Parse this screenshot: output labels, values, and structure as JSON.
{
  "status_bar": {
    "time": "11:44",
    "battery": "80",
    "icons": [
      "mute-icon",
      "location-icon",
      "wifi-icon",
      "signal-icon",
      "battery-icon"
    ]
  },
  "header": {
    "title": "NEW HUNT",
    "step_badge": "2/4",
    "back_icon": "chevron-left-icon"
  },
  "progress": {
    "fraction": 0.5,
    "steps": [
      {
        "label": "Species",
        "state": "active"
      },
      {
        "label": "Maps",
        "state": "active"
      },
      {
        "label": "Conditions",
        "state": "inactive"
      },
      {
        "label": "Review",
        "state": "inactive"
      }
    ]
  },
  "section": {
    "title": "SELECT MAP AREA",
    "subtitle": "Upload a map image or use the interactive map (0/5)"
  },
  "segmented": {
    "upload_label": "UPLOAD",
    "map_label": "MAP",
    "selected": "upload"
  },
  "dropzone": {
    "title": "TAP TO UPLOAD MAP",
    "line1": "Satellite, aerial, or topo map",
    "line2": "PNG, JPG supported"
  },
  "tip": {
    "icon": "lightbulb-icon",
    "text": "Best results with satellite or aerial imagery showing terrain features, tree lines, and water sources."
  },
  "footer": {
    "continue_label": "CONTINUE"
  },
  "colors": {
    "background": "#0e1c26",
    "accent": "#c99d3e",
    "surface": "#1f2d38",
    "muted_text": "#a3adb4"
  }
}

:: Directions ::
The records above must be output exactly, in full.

:: Finished task ::
Parse this screenshot: output labels, values, and structure as JSON.
{
  "status_bar": {
    "time": "11:44",
    "battery": "80",
    "icons": [
      "mute-icon",
      "location-icon",
      "wifi-icon",
      "signal-icon",
      "battery-icon"
    ]
  },
  "header": {
    "title": "NEW HUNT",
    "step_badge": "2/4",
    "back_icon": "chevron-left-icon"
  },
  "progress": {
    "fraction": 0.5,
    "steps": [
      {
        "label": "Species",
        "state": "active"
      },
      {
        "label": "Maps",
        "state": "active"
      },
      {
        "label": "Conditions",
        "state": "inactive"
      },
      {
        "label": "Review",
        "state": "inactive"
      }
    ]
  },
  "section": {
    "title": "SELECT MAP AREA",
    "subtitle": "Upload a map image or use the interactive map (0/5)"
  },
  "segmented": {
    "upload_label": "UPLOAD",
    "map_label": "MAP",
    "selected": "upload"
  },
  "dropzone": {
    "title": "TAP TO UPLOAD MAP",
    "line1": "Satellite, aerial, or topo map",
    "line2": "PNG, JPG supported"
  },
  "tip": {
    "icon": "lightbulb-icon",
    "text": "Best results with satellite or aerial imagery showing terrain features, tree lines, and water sources."
  },
  "footer": {
    "continue_label": "CONTINUE"
  },
  "colors": {
    "background": "#0e1c26",
    "accent": "#c99d3e",
    "surface": "#1f2d38",
    "muted_text": "#a3adb4"
  }
}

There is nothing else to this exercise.